Working out a vision in a team and creating it first for the team and then later for everyone else, that made communication about what I wanted to achieve a lot easier in retrospect. It pulled people in the same direction and gave their work more meaning.

Would you also like to reduce the complexity in your company and align your IT organization to SIAM? Contact us, we are pleased to help you.

A customer journey: SIAM is not always named SIAM

A customer journey: SIAM is not always named SIAM

We finished an assignment with a customer.

Earlier this year we finished an assignment with our client Alpega. The perfect time to sum up, reflect and let Alpega tell the story. Alpega Group is a leading global logistics software company offering modular solutions that cover all complex transportation and logistics needs. By bringing together the best solutions and market expertise, the Alpega Group has created the transportation industry’s only scalable end-to-end software suite.

In 2019 Alpega decided to approach a huge challenge: Alpega’s products were already fully SaaS and supporting hundreds of customers across the world, but they were running in a private data center of their prior owners. Alpega’s mission was to take them to the public cloud world – Azure and Oracle. 

Co-Founder of Blueponte joined the challenge as advisor.

Ronald Kränzl, Co-Founder of Blueponte, joined the challenge in late 2019 as advisor and consultant to support the process of selecting and negotiating the future partner. His add-on challenge was to detect blind spots and enrich the team with his experience from other projects of this category.

In the course of the initial project phase business cases were improved constantly with more current data as the negotiations went on. In order to fully exploit expected advantages that result from the migration project, a governance for the future service delivery had to be put in place.

Governance always starts with roles and responsibilities and is closely followed by selecting the right people to take on these roles. Luckily the right person to fill the very crucial role of the Service Manager could be found within the existing management team.

In spring 2020 the contracting client, the CIO, decided to leave and Ronald was appointed to expand his duties and to run the department on an interim basis until a new CIO was found. In summer 2020 the negotiations were finalized and the contracts with Alpega’s Cloud Partner and the Partner for the migration project and managed service was signed. The first lock-down in Europe was eased, but the teams still weren’t allowed to come together physically, which was an additional burden for everyone involved.

Many SIAM practices have been applied.

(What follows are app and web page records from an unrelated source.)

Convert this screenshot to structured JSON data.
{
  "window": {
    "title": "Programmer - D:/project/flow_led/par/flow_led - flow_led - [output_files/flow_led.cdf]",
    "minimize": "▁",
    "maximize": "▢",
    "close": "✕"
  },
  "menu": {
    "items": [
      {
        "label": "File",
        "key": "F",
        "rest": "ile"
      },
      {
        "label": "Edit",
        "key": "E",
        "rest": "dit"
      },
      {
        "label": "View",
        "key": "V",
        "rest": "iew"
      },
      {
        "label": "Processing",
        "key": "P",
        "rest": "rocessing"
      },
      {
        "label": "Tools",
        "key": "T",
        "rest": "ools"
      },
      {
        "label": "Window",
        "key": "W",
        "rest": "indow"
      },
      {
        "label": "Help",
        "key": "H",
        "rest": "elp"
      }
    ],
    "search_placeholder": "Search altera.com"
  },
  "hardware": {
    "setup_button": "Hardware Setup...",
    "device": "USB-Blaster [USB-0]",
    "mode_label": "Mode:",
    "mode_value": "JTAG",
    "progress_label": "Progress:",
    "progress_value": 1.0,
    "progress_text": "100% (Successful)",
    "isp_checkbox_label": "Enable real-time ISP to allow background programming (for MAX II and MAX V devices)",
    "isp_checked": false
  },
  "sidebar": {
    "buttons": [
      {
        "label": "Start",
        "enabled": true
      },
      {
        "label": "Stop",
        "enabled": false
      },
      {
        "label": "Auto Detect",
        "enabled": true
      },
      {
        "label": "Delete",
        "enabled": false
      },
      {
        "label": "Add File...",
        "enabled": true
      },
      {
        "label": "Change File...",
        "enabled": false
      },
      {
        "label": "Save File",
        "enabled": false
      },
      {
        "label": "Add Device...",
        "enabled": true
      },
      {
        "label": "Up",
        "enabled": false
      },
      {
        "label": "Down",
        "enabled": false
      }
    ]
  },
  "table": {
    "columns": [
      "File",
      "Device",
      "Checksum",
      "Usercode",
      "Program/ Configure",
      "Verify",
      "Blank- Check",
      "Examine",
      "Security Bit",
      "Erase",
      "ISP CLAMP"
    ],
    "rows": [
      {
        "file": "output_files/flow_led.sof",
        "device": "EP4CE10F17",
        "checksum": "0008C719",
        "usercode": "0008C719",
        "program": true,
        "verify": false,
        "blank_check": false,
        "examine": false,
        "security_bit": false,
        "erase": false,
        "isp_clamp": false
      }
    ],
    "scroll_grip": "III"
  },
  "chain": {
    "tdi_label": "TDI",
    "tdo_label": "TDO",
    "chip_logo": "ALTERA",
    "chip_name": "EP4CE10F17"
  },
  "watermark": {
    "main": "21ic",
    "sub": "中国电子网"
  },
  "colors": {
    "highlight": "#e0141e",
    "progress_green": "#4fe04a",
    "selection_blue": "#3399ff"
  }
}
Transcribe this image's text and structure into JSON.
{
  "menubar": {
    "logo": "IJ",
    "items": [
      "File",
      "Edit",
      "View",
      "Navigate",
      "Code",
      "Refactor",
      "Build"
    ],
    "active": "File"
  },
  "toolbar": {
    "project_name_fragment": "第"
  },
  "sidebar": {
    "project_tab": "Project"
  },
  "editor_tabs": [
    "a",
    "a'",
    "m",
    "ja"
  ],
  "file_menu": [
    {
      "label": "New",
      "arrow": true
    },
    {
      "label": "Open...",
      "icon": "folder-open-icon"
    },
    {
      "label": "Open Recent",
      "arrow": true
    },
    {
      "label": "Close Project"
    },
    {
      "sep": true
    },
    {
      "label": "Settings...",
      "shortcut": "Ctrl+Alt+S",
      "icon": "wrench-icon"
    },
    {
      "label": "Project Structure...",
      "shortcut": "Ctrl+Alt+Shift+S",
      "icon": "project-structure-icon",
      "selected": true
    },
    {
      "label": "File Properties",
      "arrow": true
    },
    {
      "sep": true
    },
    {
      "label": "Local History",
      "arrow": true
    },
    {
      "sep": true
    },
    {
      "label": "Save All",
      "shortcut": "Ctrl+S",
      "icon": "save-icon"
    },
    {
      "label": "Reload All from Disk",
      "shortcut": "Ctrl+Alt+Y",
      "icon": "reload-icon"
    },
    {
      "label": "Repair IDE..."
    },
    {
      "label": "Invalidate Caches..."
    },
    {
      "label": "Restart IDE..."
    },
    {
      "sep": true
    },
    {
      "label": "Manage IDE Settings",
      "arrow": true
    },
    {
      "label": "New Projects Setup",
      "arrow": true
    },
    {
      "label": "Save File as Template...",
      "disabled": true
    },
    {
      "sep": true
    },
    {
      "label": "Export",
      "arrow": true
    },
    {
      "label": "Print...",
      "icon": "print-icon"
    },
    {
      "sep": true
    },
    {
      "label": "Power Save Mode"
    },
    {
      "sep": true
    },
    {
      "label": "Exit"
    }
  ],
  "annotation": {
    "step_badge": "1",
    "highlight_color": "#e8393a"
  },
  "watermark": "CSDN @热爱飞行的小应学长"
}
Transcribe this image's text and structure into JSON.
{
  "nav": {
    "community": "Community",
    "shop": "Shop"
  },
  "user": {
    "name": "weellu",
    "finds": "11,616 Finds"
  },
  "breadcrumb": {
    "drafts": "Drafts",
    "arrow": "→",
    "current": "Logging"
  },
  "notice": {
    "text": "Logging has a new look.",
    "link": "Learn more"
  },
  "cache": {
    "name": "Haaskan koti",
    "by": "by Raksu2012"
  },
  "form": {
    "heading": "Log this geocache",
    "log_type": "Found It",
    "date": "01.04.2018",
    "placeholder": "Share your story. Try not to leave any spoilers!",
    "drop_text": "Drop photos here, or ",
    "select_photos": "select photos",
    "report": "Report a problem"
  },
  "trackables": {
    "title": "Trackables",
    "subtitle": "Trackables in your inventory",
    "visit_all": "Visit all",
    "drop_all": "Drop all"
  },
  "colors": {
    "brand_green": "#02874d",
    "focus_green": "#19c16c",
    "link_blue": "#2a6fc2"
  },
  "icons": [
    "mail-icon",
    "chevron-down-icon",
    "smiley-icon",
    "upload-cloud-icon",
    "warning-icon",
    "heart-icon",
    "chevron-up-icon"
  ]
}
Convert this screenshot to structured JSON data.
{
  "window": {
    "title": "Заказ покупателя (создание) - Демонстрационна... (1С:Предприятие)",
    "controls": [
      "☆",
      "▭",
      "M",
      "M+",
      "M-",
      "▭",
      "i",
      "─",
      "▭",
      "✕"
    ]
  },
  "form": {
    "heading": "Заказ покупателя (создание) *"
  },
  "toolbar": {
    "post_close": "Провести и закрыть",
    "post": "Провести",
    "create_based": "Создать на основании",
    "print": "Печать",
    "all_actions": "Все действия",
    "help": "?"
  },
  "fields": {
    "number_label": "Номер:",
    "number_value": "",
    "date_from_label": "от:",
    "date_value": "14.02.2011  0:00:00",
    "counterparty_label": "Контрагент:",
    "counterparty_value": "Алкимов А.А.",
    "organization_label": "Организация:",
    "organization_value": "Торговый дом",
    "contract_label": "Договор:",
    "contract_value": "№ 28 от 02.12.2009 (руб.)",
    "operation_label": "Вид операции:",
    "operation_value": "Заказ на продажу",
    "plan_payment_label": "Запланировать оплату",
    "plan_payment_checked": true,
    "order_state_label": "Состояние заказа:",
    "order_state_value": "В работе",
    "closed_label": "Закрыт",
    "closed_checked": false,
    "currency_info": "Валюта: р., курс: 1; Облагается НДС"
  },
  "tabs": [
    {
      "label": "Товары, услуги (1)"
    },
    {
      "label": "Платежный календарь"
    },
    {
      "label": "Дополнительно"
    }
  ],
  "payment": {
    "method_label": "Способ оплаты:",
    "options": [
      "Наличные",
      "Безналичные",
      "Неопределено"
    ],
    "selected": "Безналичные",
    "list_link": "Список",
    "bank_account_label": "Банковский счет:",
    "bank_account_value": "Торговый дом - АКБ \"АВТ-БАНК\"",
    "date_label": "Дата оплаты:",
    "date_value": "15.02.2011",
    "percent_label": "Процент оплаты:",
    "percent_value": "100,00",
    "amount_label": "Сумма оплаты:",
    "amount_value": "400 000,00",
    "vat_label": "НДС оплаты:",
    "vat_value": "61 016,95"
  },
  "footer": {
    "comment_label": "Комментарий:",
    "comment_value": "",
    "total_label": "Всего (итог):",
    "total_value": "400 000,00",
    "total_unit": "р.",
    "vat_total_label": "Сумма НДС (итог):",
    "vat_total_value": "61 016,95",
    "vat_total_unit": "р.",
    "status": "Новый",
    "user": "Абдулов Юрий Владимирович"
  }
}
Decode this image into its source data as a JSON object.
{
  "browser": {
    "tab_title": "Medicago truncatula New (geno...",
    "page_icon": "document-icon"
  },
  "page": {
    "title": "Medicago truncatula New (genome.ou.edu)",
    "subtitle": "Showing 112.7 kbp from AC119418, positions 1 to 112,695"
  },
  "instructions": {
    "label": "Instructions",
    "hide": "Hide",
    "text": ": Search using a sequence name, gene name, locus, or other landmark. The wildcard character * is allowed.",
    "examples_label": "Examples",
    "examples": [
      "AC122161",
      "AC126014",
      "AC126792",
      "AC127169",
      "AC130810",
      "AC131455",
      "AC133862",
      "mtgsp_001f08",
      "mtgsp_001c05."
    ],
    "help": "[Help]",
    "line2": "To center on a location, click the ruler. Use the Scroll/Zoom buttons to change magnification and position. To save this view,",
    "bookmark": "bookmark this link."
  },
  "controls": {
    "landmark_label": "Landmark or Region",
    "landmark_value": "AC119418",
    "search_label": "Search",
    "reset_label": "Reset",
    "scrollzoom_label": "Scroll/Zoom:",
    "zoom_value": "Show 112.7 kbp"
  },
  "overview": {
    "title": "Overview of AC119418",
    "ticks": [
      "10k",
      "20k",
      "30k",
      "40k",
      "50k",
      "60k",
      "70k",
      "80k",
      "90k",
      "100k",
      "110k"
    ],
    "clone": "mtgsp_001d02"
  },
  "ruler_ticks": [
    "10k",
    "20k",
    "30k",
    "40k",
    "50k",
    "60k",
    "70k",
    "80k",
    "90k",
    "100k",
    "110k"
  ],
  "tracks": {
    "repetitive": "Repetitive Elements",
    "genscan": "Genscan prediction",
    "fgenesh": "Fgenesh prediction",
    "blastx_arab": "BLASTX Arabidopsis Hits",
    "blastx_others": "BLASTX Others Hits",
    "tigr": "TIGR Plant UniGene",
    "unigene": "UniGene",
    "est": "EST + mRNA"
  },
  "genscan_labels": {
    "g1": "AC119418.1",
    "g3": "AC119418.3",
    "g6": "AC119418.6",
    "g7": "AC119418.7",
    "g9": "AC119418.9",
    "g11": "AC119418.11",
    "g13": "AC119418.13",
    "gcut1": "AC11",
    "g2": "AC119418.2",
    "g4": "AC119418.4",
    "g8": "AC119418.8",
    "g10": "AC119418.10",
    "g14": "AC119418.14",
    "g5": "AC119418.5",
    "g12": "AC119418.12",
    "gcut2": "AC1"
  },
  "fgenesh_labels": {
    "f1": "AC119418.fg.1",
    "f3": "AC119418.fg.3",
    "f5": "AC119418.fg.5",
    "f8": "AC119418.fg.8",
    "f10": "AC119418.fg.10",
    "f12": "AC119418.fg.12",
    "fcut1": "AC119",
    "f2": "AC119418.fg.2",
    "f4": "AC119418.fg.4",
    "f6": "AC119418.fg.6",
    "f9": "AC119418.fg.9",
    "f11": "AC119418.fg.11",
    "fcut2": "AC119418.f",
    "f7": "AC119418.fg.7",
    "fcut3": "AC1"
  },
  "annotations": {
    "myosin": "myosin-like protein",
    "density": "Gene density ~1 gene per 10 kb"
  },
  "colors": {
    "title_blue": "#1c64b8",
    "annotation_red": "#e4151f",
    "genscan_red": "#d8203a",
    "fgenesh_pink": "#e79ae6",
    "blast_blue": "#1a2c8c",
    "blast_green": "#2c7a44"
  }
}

The migration project was kicked-off and the preparation of a series of systems shifts from hosting partners to the cloud started and were tested intensively. The transition work started. The new CIO was chosen and onboarded in October. In parallel to his leadership role Ronald conveyed all the information he collected by then to bring the new CIO up to speed quickly. After the budgeting phase the onboarding was finalized in January 2021. The project was running on a tough but steady course and so it was the right time to step out.

Todd DeLaugther, Alpega Group CEO adds “I had the pleasure of working with the Blueponte Team and Ronald Kränzl, during a complex transition period. We lost our CIO right in the middle of a complex data center carve out, while moving a full stack SaaS application from a private data center to public cloud. Ronald stepped in and took on the management of the team as well as the Data Center carve-out, working with our vendor sourcing manager to get all contracts in place, take the existing plan and evolve it to the success plan we have today. Blueponte and Ronald have been an invaluable member of our team for the past 12 months.”

Ronald: “I am very glad that I had the opportunity to work with Alpega. I’ve met wonderful people and working together was an honor for me. Reflecting back, I know that the goal was not to implement SIAM, but really it was all about Service Integration and Management. We have applied many SIAM practices and maybe, when the time is right, the SIAM story will be continued.”